There are a lot of reasons for weeding my woods. Increasing food for wildlife, nest habitat for birds, or timber to sell are a few. Careful weeding can even help speed my woods’ transition to that cherished and extremely rare type of woods: old growth.
When you walk your trails on a dry sunny day, you might think they’re fine, that they have no chance of washing away. But take a walk in the rain, and you may be surprised with how much erosion is going on.
For a thorough introduction to the many ways you can grow food in the woods, there’s no beating Ken Mudge and Steve Gabriel’s excellent book Farming the Woods: An Integrated Permaculture Approach to Growing Food and Medicinals in Temperate Forests.
Our guest blog series by students from Columbia University’s Earth Institute concludes with an interview of Diana Hartel. Diana is an artist, author, and former environmental epidemiologist for Columbia University.
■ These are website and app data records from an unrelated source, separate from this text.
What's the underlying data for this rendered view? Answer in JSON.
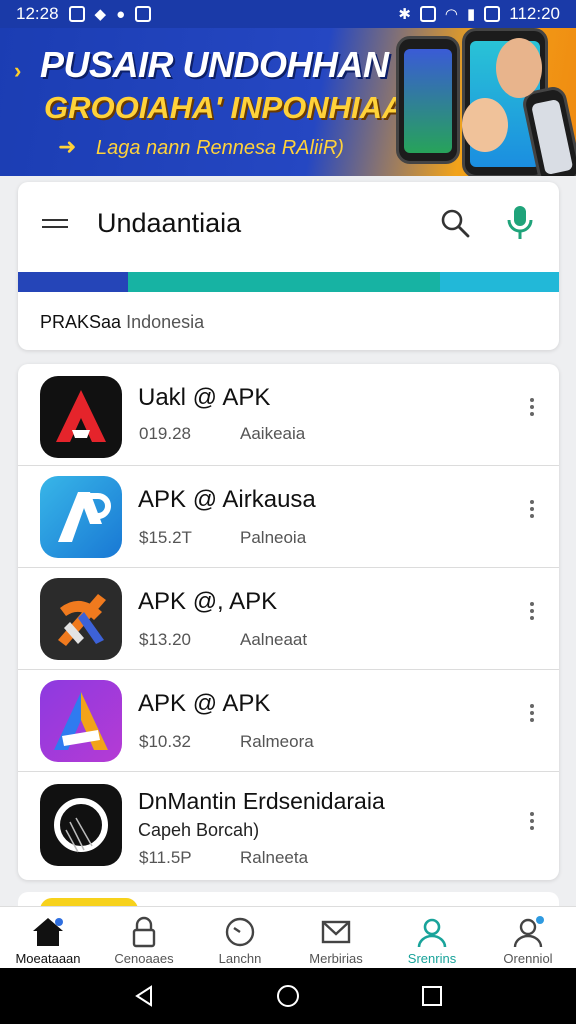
{
  "status_bar": {
    "time_left": "12:28",
    "time_right": "112:20"
  },
  "banner": {
    "title_line1": "PUSAIR UNDOHHAN",
    "title_line2": "GROOIAHA' INPONHIAA",
    "subtitle": "Laga nann Rennesa RAliiR)"
  },
  "search": {
    "title": "Undaantiaia",
    "region_bold": "PRAKSaa",
    "region_rest": "Indonesia",
    "colorbar": [
      "#2545b8",
      "#17b3a3",
      "#22b8d8"
    ]
  },
  "apps": [
    {
      "name": "Uakl @ APK",
      "sub": "",
      "size": "019.28",
      "category": "Aaikeaia",
      "icon": "red-a-icon"
    },
    {
      "name": "APK @ Airkausa",
      "sub": "",
      "size": "$15.2T",
      "category": "Palneoia",
      "icon": "blue-ap-icon"
    },
    {
      "name": "APK @, APK",
      "sub": "",
      "size": "$13.20",
      "category": "Aalneaat",
      "icon": "orange-x-icon"
    },
    {
      "name": "APK @ APK",
      "sub": "",
      "size": "$10.32",
      "category": "Ralmeora",
      "icon": "purple-a-icon"
    },
    {
      "name": "DnMantin Erdsenidaraia",
      "sub": "Capeh Borcah)",
      "size": "$11.5P",
      "category": "Ralneeta",
      "icon": "black-circle-icon"
    }
  ],
  "bottom_nav": [
    {
      "label": "Moeataaan",
      "icon": "home-icon",
      "active": false
    },
    {
      "label": "Cenoaaes",
      "icon": "lock-icon",
      "active": false
    },
    {
      "label": "Lanchn",
      "icon": "clock-icon",
      "active": false
    },
    {
      "label": "Merbirias",
      "icon": "mail-icon",
      "active": false
    },
    {
      "label": "Srenrins",
      "icon": "user-icon",
      "active": true
    },
    {
      "label": "Orenniol",
      "icon": "account-icon",
      "active": false
    }
  ]
}
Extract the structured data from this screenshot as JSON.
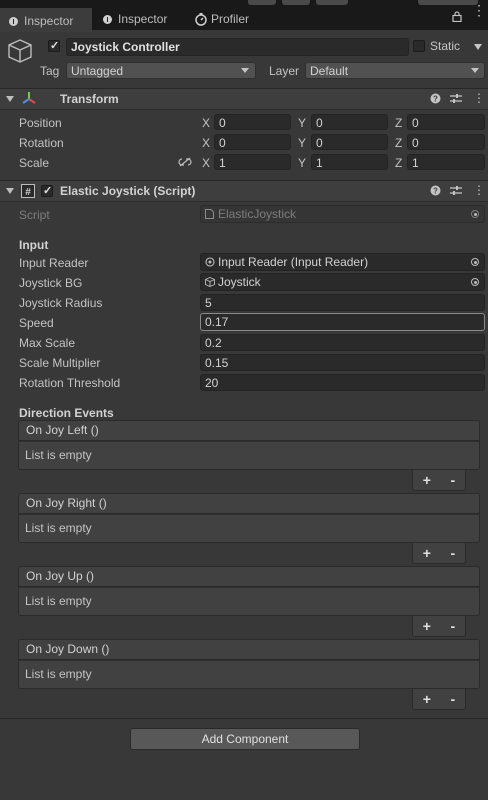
{
  "tabs": [
    {
      "label": "Inspector",
      "icon": "info-icon"
    },
    {
      "label": "Inspector",
      "icon": "info-icon"
    },
    {
      "label": "Profiler",
      "icon": "profiler-icon"
    }
  ],
  "gameobject": {
    "name": "Joystick Controller",
    "active": true,
    "static_label": "Static",
    "tag_label": "Tag",
    "tag_value": "Untagged",
    "layer_label": "Layer",
    "layer_value": "Default"
  },
  "transform": {
    "title": "Transform",
    "rows": [
      {
        "label": "Position",
        "x": "0",
        "y": "0",
        "z": "0"
      },
      {
        "label": "Rotation",
        "x": "0",
        "y": "0",
        "z": "0"
      },
      {
        "label": "Scale",
        "x": "1",
        "y": "1",
        "z": "1"
      }
    ],
    "axis": {
      "x": "X",
      "y": "Y",
      "z": "Z"
    }
  },
  "script_component": {
    "title": "Elastic Joystick (Script)",
    "script_label": "Script",
    "script_value": "ElasticJoystick",
    "section_input": "Input",
    "fields": {
      "input_reader": {
        "label": "Input Reader",
        "value": "Input Reader (Input Reader)"
      },
      "joystick_bg": {
        "label": "Joystick BG",
        "value": "Joystick"
      },
      "joystick_radius": {
        "label": "Joystick Radius",
        "value": "5"
      },
      "speed": {
        "label": "Speed",
        "value": "0.17"
      },
      "max_scale": {
        "label": "Max Scale",
        "value": "0.2"
      },
      "scale_multiplier": {
        "label": "Scale Multiplier",
        "value": "0.15"
      },
      "rotation_threshold": {
        "label": "Rotation Threshold",
        "value": "20"
      }
    },
    "section_events": "Direction Events",
    "events": [
      {
        "title": "On Joy Left ()",
        "body": "List is empty"
      },
      {
        "title": "On Joy Right ()",
        "body": "List is empty"
      },
      {
        "title": "On Joy Up ()",
        "body": "List is empty"
      },
      {
        "title": "On Joy Down ()",
        "body": "List is empty"
      }
    ],
    "plus": "+",
    "minus": "-"
  },
  "add_component": "Add Component"
}
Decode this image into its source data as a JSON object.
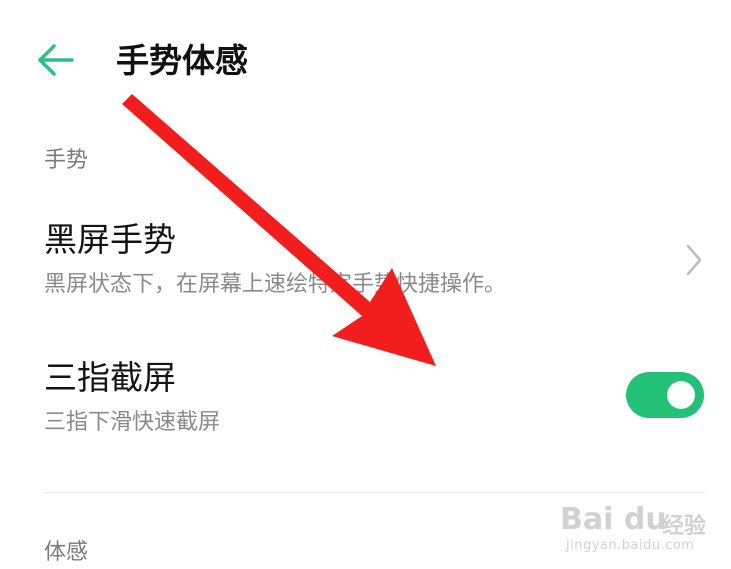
{
  "header": {
    "back_icon": "arrow-left-icon",
    "title": "手势体感"
  },
  "sections": [
    {
      "label": "手势"
    },
    {
      "label": "体感"
    }
  ],
  "rows": [
    {
      "title": "黑屏手势",
      "subtitle": "黑屏状态下，在屏幕上速绘特定手势快捷操作。",
      "trailing_icon": "chevron-right-icon"
    },
    {
      "title": "三指截屏",
      "subtitle": "三指下滑快速截屏",
      "toggle_on": true
    }
  ],
  "watermark": {
    "logo": "Bai du",
    "text": "经验",
    "url": "jingyan.baidu.com"
  },
  "colors": {
    "accent": "#22c177",
    "back_arrow": "#2bbf8a",
    "annotation_arrow": "#f21d1d"
  }
}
In this third guest blog from our friends at Columbia University’s Earth Institute, the students interview Susan Roth. Susan is an urban planner, outdoor painter, and a member of the Wallkill River School of Art.
On a recent drive through the woods, I saw trees loaded with eastern tent caterpillar tents. When landowners see these tents on their trees, they often worry: are my trees doomed? And what can I do to save them?